Jul. 20, 2012 4:13 PM ET USA
"Egopapism?" How about "_anti_papism!" For years I have been referring to my catechists as "papist" because of the allegiance we swear to all papal directives. The "anti-intellectual and fundamentally irrational" catechesis that I was expected to deliver in the 1990s is one of the aberrations that pushed me and others into our FSSP parish. Among other problems, my most serious one now is monitoring instruction to make certain that it remains free of certain SSPX anti-Vatican II influences.
Posted by: Defender -
Jul. 20, 2012 3:23 PM ET USA
Five catechists out of 5000 who didn't sign and caused this stink?

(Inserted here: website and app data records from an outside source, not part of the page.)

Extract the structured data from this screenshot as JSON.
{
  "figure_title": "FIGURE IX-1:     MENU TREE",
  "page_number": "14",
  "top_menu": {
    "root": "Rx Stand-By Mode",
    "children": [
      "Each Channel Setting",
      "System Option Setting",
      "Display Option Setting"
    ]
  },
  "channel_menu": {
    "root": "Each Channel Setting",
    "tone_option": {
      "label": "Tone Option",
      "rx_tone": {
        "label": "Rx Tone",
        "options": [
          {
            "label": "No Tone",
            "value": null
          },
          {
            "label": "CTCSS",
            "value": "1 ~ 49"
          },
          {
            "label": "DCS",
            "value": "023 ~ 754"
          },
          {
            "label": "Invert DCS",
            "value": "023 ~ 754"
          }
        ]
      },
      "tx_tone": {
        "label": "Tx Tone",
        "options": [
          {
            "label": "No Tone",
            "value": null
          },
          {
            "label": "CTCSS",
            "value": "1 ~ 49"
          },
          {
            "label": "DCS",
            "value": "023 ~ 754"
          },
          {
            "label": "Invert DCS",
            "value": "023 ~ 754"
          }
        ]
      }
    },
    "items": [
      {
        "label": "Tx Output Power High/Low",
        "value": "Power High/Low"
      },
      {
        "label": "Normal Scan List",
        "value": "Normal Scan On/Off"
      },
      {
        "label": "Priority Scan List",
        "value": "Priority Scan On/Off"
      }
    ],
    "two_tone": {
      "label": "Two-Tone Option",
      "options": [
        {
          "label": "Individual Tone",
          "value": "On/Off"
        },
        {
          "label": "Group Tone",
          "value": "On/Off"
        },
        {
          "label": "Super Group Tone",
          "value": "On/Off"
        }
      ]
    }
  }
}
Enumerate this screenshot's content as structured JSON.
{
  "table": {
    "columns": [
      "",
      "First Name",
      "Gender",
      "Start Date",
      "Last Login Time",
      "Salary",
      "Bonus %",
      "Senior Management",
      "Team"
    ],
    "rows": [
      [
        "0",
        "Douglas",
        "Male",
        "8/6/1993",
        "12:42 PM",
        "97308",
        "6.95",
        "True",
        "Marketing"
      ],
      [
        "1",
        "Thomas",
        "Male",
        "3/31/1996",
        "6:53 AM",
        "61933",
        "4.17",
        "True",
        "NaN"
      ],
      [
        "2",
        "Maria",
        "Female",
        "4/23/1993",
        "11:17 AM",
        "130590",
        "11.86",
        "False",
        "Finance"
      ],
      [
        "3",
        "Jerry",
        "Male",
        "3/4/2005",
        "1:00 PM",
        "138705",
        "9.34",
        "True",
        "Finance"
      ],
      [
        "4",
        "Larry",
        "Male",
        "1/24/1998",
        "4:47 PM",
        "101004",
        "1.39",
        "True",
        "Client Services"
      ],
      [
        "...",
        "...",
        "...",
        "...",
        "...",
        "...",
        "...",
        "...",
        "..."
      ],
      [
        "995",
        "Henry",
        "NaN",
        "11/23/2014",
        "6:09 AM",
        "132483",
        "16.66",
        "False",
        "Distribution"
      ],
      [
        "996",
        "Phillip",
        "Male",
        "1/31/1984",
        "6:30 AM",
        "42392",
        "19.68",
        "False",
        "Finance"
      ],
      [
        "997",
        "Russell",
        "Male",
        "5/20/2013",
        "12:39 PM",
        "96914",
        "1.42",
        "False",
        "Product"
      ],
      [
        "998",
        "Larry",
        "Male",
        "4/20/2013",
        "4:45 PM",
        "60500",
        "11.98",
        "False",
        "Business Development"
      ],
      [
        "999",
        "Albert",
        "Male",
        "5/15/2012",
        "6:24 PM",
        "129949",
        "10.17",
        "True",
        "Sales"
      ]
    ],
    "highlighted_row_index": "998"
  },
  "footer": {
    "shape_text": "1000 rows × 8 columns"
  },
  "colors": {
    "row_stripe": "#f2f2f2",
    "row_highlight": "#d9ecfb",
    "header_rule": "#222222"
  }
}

Really? Show 'em the door and move on. My experience, however, suggests that quite a few more should have signed the document and this doesn't include those in the administration of the diocese (or any diocese, for that matter)- this includes those who don't know the Faith at all and are contend with having students color drawings and other mindless exercises for Religion class.